Whether or not Rose’s marriage to a non-Jew was jarring to her parents and family (I assume it likely was), it does not appear that she tried to hide her actual origins and identity in the same way as her younger sister Charlotte, at least during her first marriage. The 1910 and 1920 censuses give her birthplace as Russia; the 1930, New York. She and Albert had a daughter, Sonia, in 1911. (Sonia would be married and widowed by two military men; when she died in 1989, her obituary said that she was a Christian Scientist). In 1935, Albert and Rose divorced in Jacksonville, Florida and in July 1938, she married James Maxey Dell, Sr., another Gainesville man with a long CV (doctor, State Senator, Elks Exalted Ruler, Farm Colony Superintendent, Gainesville City Councilman, and, of course, Mayor Commissioner of Gainesville – my grandfather really did remember everything). Dr. Dell was not Jewish either and it is unclear what he thought or knew about Rose’s origin story. After her marriage to Dr. Dell, there are fewer documents by or about Rose, so it is hard to know what story she was telling about herself at that point in her life.
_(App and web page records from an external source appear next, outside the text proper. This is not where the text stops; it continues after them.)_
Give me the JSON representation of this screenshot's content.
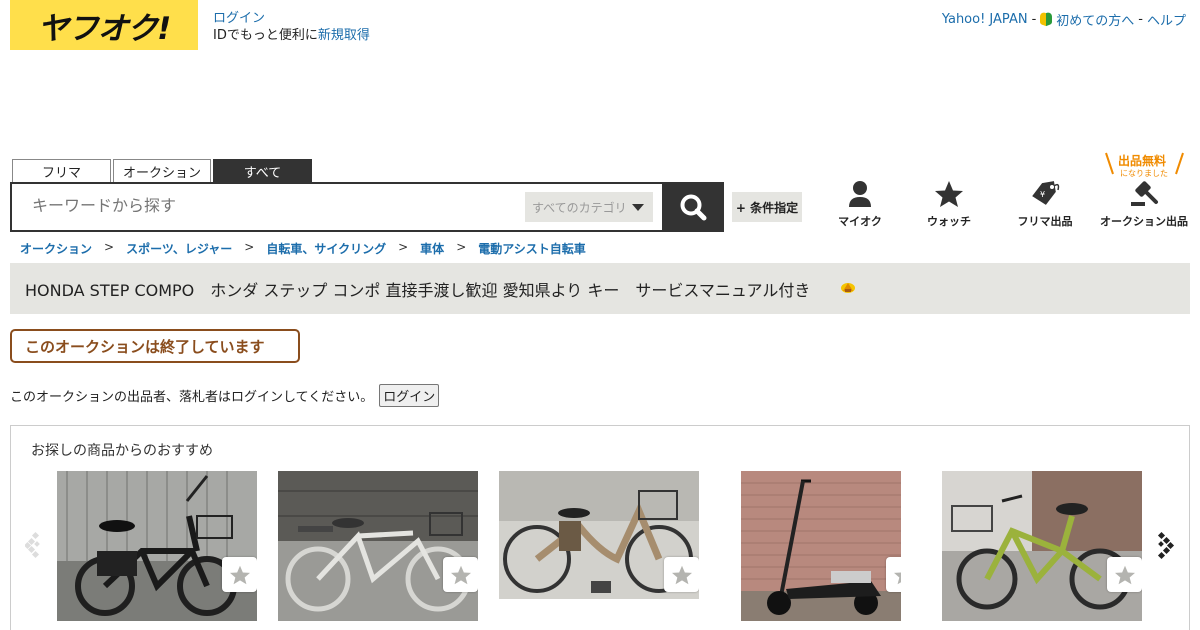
{
  "logo": {
    "text": "ヤフオク!",
    "brand_color": "#ffdf4b"
  },
  "header": {
    "login_label": "ログイン",
    "id_prompt": "IDでもっと便利に",
    "register_label": "新規取得",
    "yahoo_link": "Yahoo! JAPAN",
    "separator": "-",
    "beginners_link": "初めての方へ",
    "help_link": "ヘルプ"
  },
  "search": {
    "tabs": [
      {
        "label": "フリマ",
        "active": false
      },
      {
        "label": "オークション",
        "active": false
      },
      {
        "label": "すべて",
        "active": true
      }
    ],
    "placeholder": "キーワードから探す",
    "category_select": "すべてのカテゴリ",
    "search_icon": "search-icon",
    "condition_button": "+ 条件指定"
  },
  "nav": {
    "items": [
      {
        "label": "マイオク",
        "icon": "person-icon"
      },
      {
        "label": "ウォッチ",
        "icon": "star-icon"
      },
      {
        "label": "フリマ出品",
        "icon": "price-tag-icon"
      },
      {
        "label": "オークション出品",
        "icon": "gavel-icon"
      }
    ],
    "free_badge": {
      "line1": "出品無料",
      "line2": "になりました"
    }
  },
  "breadcrumb": {
    "items": [
      "オークション",
      "スポーツ、レジャー",
      "自転車、サイクリング",
      "車体",
      "電動アシスト自転車"
    ],
    "separator": ">"
  },
  "item": {
    "title": "HONDA STEP COMPO　ホンダ ステップ コンポ 直接手渡し歓迎 愛知県より キー　サービスマニュアル付き",
    "status": "このオークションは終了しています",
    "login_note": "このオークションの出品者、落札者はログインしてください。",
    "login_button": "ログイン"
  },
  "recommendations": {
    "title": "お探しの商品からのおすすめ",
    "items": [
      {
        "icon": "bicycle-photo",
        "watch_icon": "star-icon"
      },
      {
        "icon": "bicycle-photo",
        "watch_icon": "star-icon"
      },
      {
        "icon": "bicycle-photo",
        "watch_icon": "star-icon"
      },
      {
        "icon": "scooter-photo",
        "watch_icon": "star-icon"
      },
      {
        "icon": "bicycle-photo",
        "watch_icon": "star-icon"
      }
    ]
  },
  "colors": {
    "link": "#1c6dab",
    "dark": "#333333",
    "panel": "#e5e5e1",
    "ended": "#8a4d1d",
    "accent_orange": "#f08b00"
  }
}
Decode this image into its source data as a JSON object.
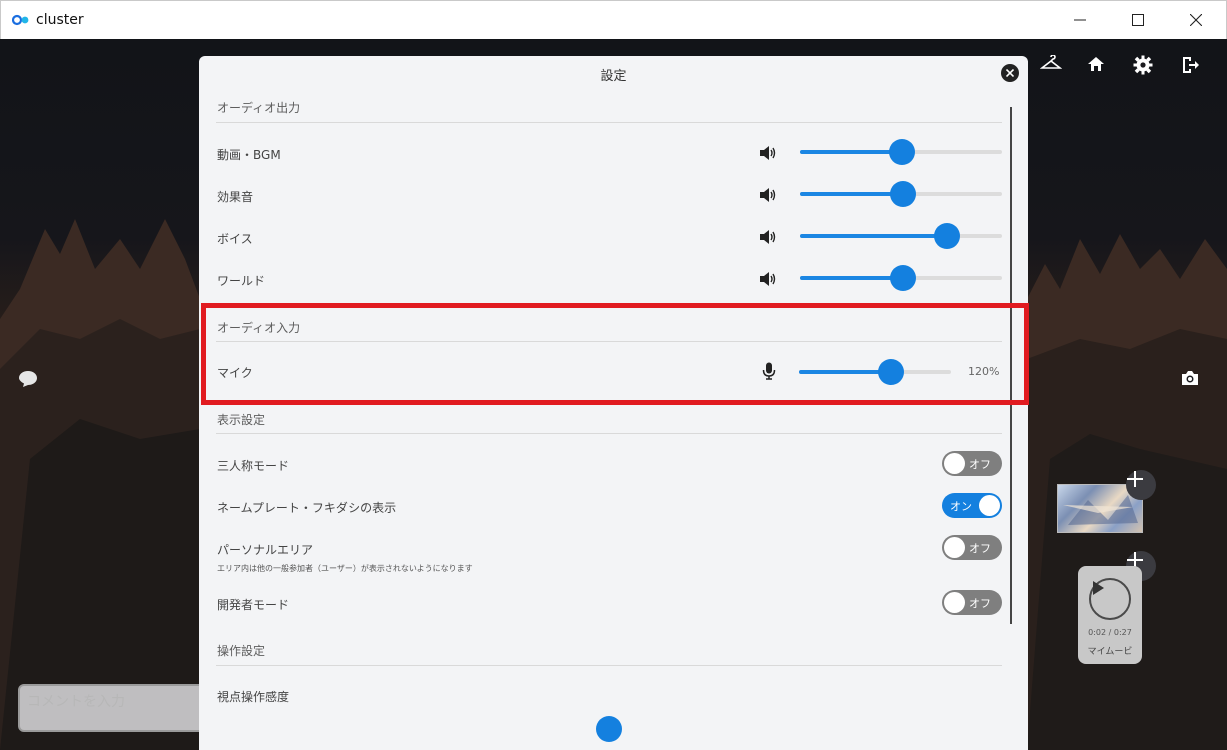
{
  "window": {
    "title": "cluster",
    "controls": [
      "minimize",
      "maximize",
      "close"
    ]
  },
  "hud": {
    "top_icons": [
      "hanger-icon",
      "home-icon",
      "gear-icon",
      "exit-icon"
    ],
    "comment_placeholder": "コメントを入力"
  },
  "settings": {
    "title": "設定",
    "audio_output": {
      "heading": "オーディオ出力",
      "rows": [
        {
          "label": "動画・BGM",
          "value": 0.51
        },
        {
          "label": "効果音",
          "value": 0.51
        },
        {
          "label": "ボイス",
          "value": 0.73
        },
        {
          "label": "ワールド",
          "value": 0.51
        }
      ]
    },
    "audio_input": {
      "heading": "オーディオ入力",
      "mic_label": "マイク",
      "mic_value": 0.59,
      "mic_percent": "120%"
    },
    "display": {
      "heading": "表示設定",
      "third_person": {
        "label": "三人称モード",
        "state": "オフ"
      },
      "nameplate": {
        "label": "ネームプレート・フキダシの表示",
        "state": "オン"
      },
      "personal_area": {
        "label": "パーソナルエリア",
        "sub": "エリア内は他の一般参加者（ユーザー）が表示されないようになります",
        "state": "オフ"
      },
      "developer": {
        "label": "開発者モード",
        "state": "オフ"
      }
    },
    "controls": {
      "heading": "操作設定",
      "sensitivity_label": "視点操作感度"
    }
  },
  "media": {
    "time": "0:02 / 0:27",
    "name": "マイムービ"
  },
  "colors": {
    "accent": "#1480df",
    "highlight": "#e11b20",
    "toggle_off": "#7f7f7f"
  }
}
Though Rose gave her birthplace as South Carolina in the 1940 census (a favorite pick of her sisters Charlotte and Jennie, who habitually did the same), her obituary does at least say she was born in New York City, which is a little closer to the reality of Mir (kind of).
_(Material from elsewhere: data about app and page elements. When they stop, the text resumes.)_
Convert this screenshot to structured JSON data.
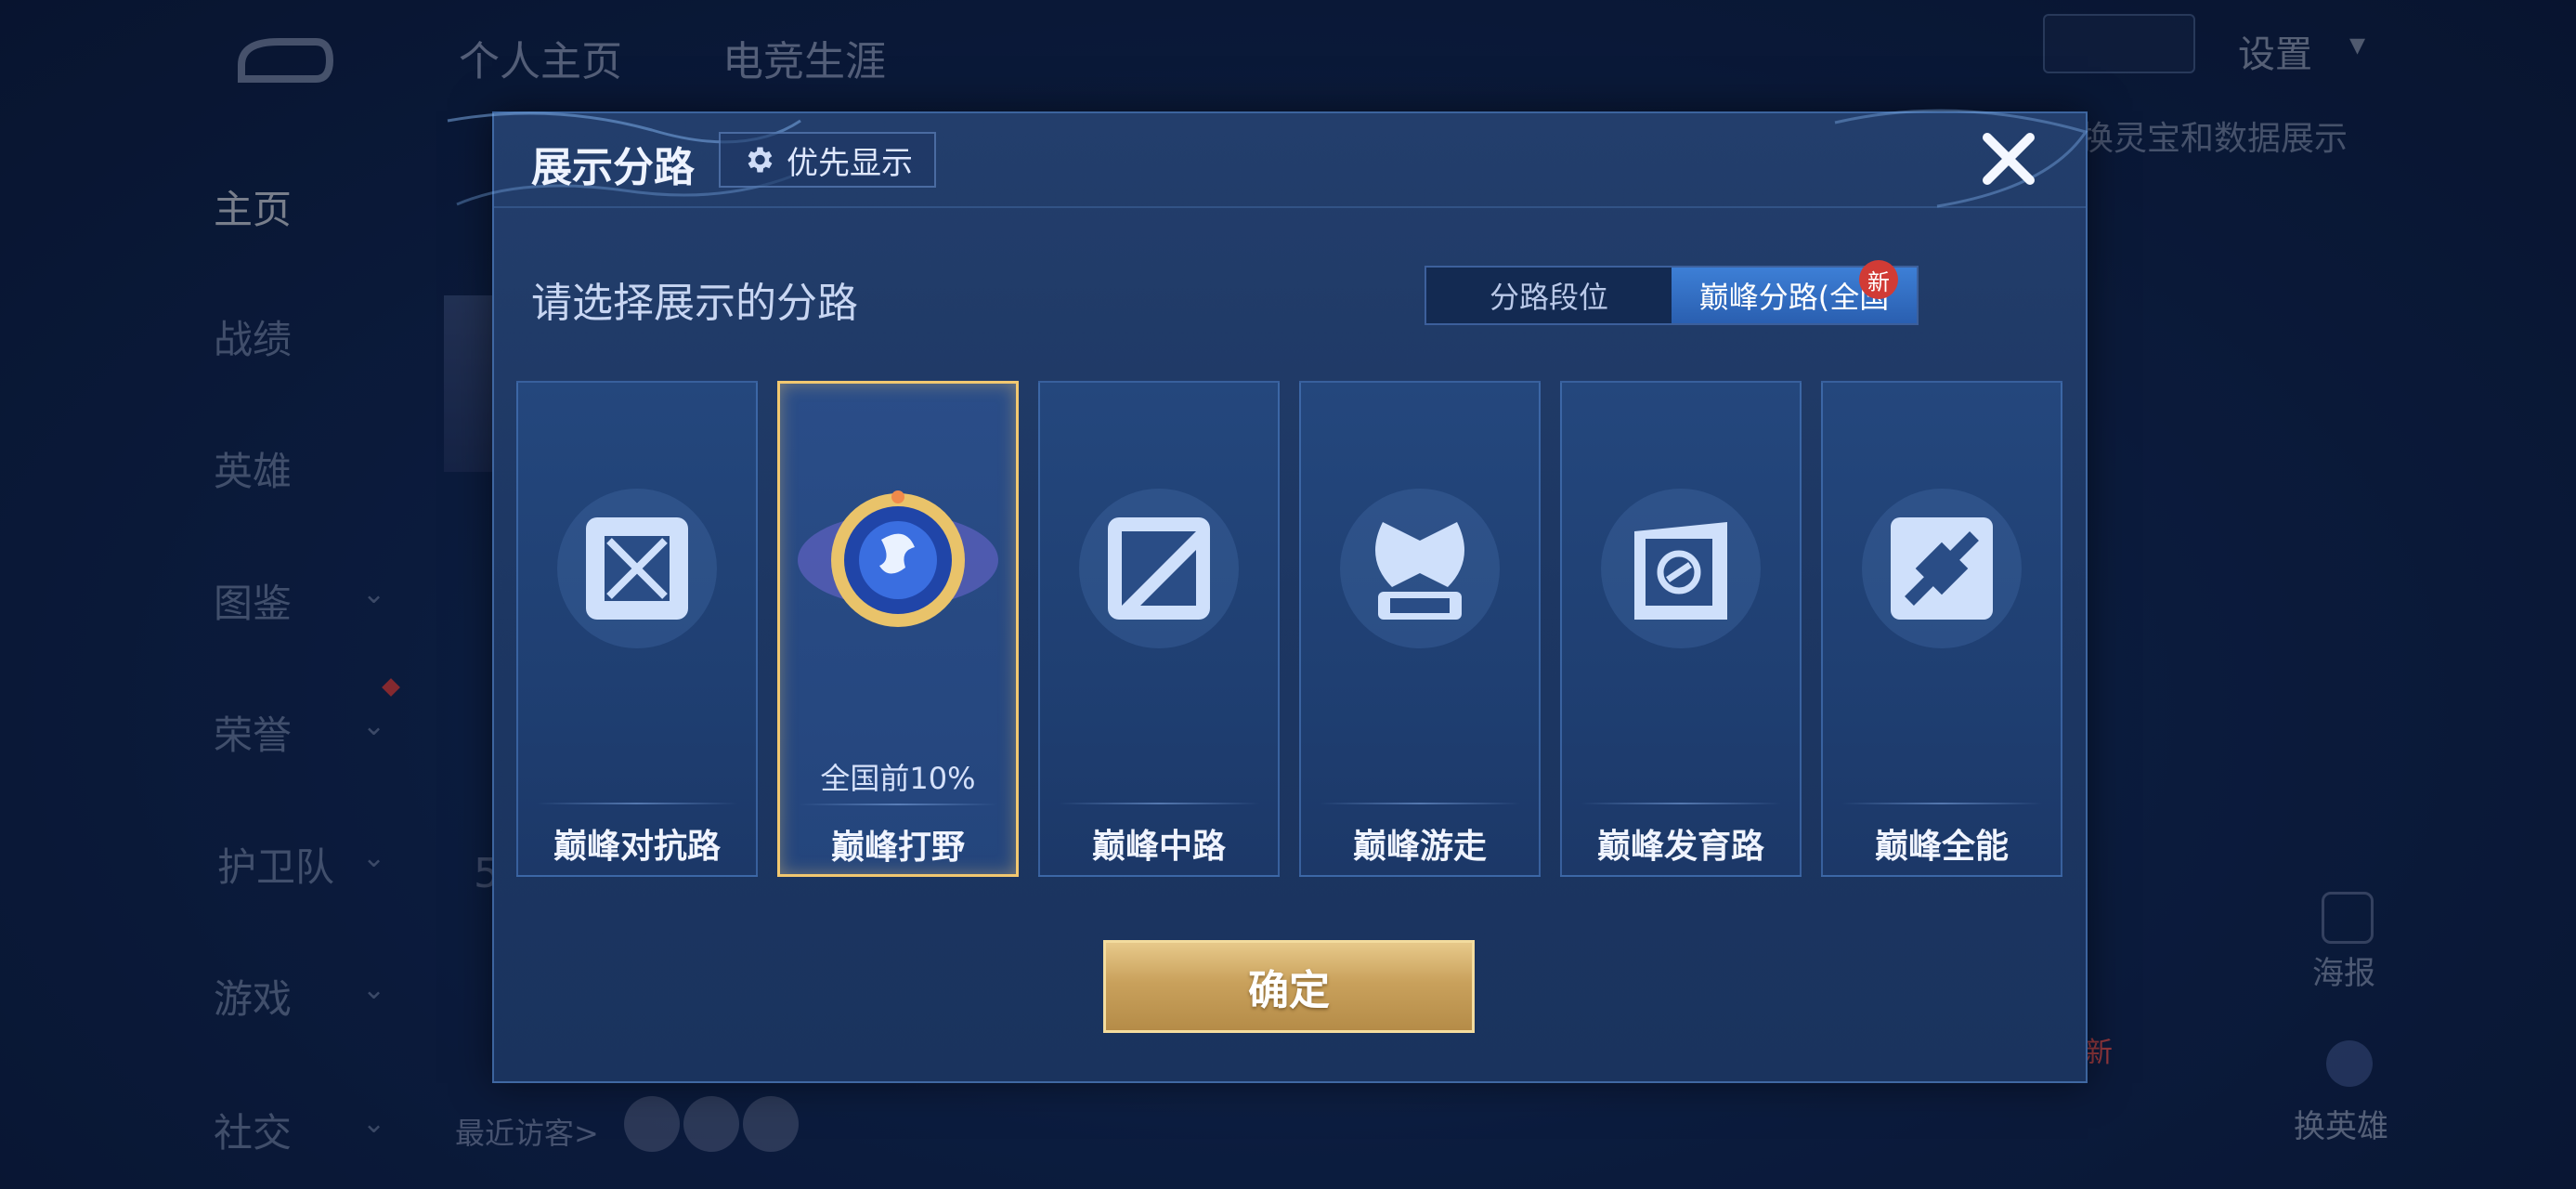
{
  "background": {
    "top_tabs": [
      "个人主页",
      "电竞生涯"
    ],
    "sidebar": [
      {
        "label": "主页",
        "active": true,
        "has_chevron": false
      },
      {
        "label": "战绩",
        "active": false,
        "has_chevron": false
      },
      {
        "label": "英雄",
        "active": false,
        "has_chevron": false
      },
      {
        "label": "图鉴",
        "active": false,
        "has_chevron": true
      },
      {
        "label": "荣誉",
        "active": false,
        "has_chevron": true
      },
      {
        "label": "护卫队",
        "active": false,
        "has_chevron": true
      },
      {
        "label": "游戏",
        "active": false,
        "has_chevron": true
      },
      {
        "label": "社交",
        "active": false,
        "has_chevron": true
      }
    ],
    "settings_label": "设置",
    "switch_text": "换灵宝和数据展示",
    "poster_label": "海报",
    "swap_hero_label": "换英雄",
    "new_tag": "新",
    "recent_visitors_label": "最近访客>",
    "partial_number": "5"
  },
  "modal": {
    "title": "展示分路",
    "priority_button_label": "优先显示",
    "subtitle": "请选择展示的分路",
    "segments": [
      {
        "label": "分路段位",
        "active": false
      },
      {
        "label": "巅峰分路(全国",
        "active": true
      }
    ],
    "new_badge": "新",
    "cards": [
      {
        "label": "巅峰对抗路",
        "rank": "",
        "selected": false,
        "icon": "sword-cross-icon"
      },
      {
        "label": "巅峰打野",
        "rank": "全国前10%",
        "selected": true,
        "icon": "jungle-dragon-emblem-icon"
      },
      {
        "label": "巅峰中路",
        "rank": "",
        "selected": false,
        "icon": "mid-lane-slash-icon"
      },
      {
        "label": "巅峰游走",
        "rank": "",
        "selected": false,
        "icon": "wings-icon"
      },
      {
        "label": "巅峰发育路",
        "rank": "",
        "selected": false,
        "icon": "bottom-lane-icon"
      },
      {
        "label": "巅峰全能",
        "rank": "",
        "selected": false,
        "icon": "all-round-icon"
      }
    ],
    "confirm_label": "确定"
  },
  "colors": {
    "accent_gold": "#f2c870",
    "active_segment": "#3d7fd6",
    "new_badge": "#d13b35"
  }
}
Regardless of what Rose told or revealed about herself, the tenuousness of her adult relationship with Charlotte seems clear in her obituary, which gives “Mrs. Harold Fleming” as Charlotte’s name instead of Mrs. Harry Fenning. I know from experience that strangers often hear Fleming instead of Fenning, and though a newspaper reporter’s faulty hearing could be to blame, I think it is equally likely that Dr. Dell gave the newspaper the wrong name simply because he didn’t know what the right one was. He only ever heard the name, never met the people. Whether that is because Charlotte just didn’t like her sister or because she disapproved of her much more extreme mode of assimilation into Christian society, I will probably never know. There are very few people left who knew either woman and this isn’t going to be a story I will one day find explained away by a digitized newspaper clipping.
I do hope, though, that I find an answer about the photograph above, of Charlotte seated on the sand with 3 other women, 2 of whom I think look a lot like her. Memories and hearsay and gossip evaporate into the ether over time, but photographs are solid things that stay (more or less). It is not unreasonable to think that another decade of searching could turn up a newspaper with a photograph of Rose (or Ada or Jennie), another great-granddaughter with an old scrapbook and a lot of questions, some kind of confirmation that yes, those faces look similar because, yes, they were sisters.
Rose Hurdus Eddins Dell (about 1889-1943) and Charlotte Hurdus Fenning (1893-1989)